EXERCISE BRIEF:
Read through the entries below and copy each line where "auni" turns up.

DATA FOR THE TASK:
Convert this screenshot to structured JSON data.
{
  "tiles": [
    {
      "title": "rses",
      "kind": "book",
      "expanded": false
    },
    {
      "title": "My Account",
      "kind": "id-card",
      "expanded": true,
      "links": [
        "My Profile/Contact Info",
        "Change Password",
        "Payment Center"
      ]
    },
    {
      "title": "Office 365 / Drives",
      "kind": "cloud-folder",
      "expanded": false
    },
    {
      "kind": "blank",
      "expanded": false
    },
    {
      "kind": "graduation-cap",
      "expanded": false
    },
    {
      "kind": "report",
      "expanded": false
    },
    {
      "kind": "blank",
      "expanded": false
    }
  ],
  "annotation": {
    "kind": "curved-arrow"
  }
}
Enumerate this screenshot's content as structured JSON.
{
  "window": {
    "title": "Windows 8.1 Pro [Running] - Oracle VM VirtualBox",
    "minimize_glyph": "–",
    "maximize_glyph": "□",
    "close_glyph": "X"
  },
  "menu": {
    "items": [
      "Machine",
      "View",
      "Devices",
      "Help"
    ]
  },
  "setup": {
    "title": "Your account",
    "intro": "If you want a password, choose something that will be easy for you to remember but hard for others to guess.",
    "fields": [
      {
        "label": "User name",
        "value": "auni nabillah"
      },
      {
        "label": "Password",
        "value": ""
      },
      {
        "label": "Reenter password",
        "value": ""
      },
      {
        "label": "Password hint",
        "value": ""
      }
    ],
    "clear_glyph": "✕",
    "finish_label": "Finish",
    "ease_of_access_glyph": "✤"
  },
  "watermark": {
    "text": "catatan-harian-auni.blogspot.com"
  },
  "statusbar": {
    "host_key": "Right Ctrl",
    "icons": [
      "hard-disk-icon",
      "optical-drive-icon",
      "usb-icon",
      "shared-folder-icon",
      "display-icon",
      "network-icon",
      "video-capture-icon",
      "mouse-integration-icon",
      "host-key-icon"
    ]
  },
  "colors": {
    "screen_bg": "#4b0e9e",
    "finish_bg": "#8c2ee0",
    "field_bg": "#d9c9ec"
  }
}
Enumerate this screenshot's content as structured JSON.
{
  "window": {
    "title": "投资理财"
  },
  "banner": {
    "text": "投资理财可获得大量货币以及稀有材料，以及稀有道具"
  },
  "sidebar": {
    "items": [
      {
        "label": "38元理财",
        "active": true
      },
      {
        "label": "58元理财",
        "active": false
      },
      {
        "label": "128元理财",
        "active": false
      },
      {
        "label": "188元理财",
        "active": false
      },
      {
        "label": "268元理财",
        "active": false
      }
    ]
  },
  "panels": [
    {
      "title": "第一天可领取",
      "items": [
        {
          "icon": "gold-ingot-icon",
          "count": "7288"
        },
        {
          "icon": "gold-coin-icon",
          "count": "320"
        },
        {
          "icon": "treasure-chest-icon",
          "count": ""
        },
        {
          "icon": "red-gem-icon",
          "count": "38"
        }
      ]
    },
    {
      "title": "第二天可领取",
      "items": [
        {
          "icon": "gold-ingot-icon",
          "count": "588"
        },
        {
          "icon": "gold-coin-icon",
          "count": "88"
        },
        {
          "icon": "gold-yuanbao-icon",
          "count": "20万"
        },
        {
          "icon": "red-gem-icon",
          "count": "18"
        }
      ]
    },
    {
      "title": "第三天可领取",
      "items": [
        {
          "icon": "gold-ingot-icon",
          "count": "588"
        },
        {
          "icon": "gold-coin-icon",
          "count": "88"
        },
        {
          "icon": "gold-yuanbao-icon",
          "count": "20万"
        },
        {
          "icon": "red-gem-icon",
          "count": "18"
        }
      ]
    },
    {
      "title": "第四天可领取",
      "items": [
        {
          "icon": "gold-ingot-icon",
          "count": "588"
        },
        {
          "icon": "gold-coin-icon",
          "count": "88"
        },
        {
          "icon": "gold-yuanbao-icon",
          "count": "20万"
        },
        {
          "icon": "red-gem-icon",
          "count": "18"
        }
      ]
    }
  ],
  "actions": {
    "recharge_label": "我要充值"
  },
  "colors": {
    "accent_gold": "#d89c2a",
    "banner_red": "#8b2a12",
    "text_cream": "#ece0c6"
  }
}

ANSWER AREA:
        "value": "auni nabillah"
    "text": "catatan-harian-auni.blogspot.com"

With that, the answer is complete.